Page and application data records

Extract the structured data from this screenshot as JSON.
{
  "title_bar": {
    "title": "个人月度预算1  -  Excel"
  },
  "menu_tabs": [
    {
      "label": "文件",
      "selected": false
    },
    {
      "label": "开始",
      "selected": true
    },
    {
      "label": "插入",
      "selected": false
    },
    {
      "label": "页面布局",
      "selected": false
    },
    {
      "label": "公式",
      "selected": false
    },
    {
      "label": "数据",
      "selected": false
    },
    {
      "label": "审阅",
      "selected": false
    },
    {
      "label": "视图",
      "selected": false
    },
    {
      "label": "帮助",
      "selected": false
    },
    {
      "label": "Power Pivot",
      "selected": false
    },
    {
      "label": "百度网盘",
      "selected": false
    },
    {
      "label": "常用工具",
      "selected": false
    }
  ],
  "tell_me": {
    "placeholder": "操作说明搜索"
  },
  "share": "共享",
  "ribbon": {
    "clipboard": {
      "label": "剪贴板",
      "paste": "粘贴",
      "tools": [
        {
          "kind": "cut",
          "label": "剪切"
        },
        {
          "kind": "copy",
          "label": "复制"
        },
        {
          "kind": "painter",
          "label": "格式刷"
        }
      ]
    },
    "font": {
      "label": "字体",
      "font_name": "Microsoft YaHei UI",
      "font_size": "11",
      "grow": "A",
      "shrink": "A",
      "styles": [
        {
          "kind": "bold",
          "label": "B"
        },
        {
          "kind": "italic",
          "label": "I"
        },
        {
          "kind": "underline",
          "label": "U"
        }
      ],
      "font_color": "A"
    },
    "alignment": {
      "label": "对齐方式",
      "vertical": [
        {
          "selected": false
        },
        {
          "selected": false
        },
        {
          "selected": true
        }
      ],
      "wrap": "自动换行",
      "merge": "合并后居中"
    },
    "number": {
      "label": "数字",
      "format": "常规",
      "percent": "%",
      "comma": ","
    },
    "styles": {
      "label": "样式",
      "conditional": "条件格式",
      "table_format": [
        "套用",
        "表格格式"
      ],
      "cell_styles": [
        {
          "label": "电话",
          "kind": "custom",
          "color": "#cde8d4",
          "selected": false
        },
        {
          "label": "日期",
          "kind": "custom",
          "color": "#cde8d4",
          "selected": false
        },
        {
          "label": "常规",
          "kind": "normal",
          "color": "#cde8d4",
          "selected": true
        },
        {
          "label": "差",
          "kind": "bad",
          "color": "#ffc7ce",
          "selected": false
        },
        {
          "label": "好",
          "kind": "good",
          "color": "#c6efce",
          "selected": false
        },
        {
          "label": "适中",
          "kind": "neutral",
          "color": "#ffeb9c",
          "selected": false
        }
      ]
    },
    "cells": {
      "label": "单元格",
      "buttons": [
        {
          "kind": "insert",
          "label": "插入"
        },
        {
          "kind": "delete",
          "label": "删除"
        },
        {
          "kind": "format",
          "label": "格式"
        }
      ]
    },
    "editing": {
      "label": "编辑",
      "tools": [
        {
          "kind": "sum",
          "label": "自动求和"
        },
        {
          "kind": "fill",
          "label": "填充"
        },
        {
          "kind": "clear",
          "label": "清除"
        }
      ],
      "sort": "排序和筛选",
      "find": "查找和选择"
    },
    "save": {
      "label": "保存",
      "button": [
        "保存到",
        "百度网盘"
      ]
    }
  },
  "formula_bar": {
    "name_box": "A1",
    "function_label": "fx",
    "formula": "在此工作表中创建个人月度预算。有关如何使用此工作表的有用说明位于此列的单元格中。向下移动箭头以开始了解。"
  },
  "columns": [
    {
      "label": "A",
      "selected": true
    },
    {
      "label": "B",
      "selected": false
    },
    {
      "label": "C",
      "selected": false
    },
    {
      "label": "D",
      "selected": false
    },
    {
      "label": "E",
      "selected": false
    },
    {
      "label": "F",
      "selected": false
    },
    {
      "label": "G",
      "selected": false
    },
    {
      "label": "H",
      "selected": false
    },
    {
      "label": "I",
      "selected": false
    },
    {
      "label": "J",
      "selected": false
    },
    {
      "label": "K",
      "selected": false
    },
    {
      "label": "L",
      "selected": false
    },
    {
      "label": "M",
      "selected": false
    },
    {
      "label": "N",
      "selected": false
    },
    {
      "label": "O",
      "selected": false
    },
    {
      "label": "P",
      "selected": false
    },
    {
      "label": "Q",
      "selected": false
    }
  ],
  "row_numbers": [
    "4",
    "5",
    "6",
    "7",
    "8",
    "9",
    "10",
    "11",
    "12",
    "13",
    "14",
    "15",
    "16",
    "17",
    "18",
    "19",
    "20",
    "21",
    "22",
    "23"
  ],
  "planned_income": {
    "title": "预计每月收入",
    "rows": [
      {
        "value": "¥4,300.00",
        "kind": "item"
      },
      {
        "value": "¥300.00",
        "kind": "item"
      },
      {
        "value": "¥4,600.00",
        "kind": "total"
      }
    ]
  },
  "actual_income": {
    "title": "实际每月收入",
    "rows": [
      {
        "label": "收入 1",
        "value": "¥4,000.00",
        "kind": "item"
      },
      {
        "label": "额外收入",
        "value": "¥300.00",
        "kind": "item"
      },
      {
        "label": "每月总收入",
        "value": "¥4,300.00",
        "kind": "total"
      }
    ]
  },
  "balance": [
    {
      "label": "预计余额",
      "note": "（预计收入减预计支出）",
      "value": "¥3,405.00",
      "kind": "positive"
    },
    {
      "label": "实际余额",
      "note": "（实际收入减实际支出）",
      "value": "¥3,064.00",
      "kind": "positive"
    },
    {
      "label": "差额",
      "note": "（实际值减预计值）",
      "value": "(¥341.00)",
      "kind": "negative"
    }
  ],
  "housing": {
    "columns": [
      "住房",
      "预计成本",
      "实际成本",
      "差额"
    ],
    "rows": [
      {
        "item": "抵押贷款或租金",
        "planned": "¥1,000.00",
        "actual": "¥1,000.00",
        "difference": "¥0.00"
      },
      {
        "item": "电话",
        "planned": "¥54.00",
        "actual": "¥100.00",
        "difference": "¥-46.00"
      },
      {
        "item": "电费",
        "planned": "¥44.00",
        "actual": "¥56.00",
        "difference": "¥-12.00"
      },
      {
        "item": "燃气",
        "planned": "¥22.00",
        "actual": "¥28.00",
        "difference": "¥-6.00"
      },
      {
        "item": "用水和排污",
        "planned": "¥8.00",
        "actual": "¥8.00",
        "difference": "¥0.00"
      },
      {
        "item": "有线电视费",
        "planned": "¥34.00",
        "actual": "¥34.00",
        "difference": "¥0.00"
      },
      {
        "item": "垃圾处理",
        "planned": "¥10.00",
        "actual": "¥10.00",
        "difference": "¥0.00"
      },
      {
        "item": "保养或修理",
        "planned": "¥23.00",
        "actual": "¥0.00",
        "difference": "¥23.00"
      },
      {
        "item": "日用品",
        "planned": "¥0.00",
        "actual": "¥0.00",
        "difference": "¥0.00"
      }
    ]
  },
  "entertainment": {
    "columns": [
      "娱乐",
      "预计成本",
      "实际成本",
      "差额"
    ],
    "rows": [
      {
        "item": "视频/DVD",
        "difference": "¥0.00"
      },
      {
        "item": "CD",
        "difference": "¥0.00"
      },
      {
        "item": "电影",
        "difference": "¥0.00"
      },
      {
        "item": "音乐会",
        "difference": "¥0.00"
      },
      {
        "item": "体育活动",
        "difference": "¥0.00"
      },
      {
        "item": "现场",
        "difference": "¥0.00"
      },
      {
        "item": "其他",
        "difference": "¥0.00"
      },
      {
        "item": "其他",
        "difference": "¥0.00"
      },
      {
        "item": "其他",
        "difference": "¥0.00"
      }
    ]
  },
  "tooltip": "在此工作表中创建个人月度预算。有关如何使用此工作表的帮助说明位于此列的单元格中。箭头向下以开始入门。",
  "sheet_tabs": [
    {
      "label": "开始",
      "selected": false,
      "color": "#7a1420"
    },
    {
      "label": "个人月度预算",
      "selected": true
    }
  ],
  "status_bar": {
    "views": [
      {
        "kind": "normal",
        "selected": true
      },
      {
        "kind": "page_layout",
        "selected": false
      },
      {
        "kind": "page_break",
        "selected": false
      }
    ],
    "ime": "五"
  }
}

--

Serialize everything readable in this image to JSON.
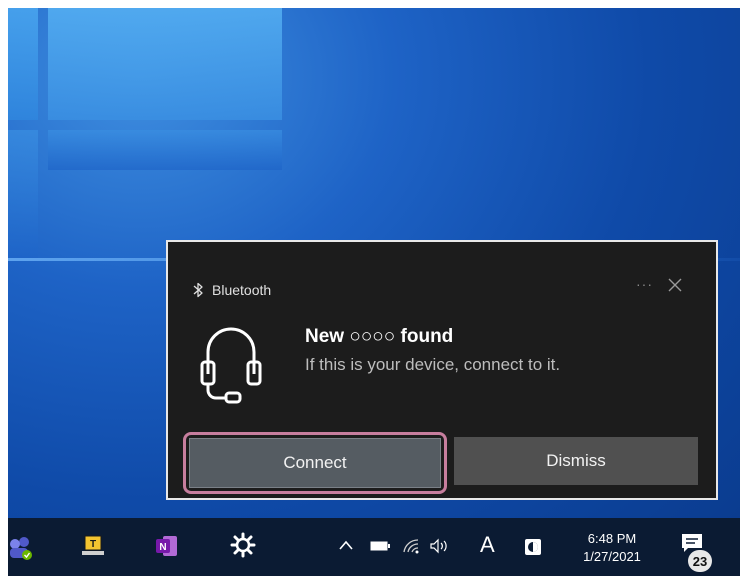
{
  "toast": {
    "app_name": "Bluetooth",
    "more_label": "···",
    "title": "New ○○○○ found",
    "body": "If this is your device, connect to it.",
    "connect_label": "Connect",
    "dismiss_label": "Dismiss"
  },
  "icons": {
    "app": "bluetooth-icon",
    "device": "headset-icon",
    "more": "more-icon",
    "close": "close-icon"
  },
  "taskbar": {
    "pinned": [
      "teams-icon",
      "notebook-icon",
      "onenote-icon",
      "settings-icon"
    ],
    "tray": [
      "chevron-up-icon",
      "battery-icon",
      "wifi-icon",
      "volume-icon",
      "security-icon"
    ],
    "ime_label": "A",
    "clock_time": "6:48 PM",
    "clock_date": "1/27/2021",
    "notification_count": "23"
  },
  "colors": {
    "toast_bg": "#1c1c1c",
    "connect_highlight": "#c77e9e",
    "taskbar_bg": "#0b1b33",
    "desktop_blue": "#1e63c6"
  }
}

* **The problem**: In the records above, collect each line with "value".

* **Exercise output**:
        "value": "¥4,300.00",
        "value": "¥300.00",
        "value": "¥4,600.00",
        "value": "¥4,000.00",
        "value": "¥300.00",
        "value": "¥4,300.00",
      "value": "¥3,405.00",
      "value": "¥3,064.00",
      "value": "(¥341.00)",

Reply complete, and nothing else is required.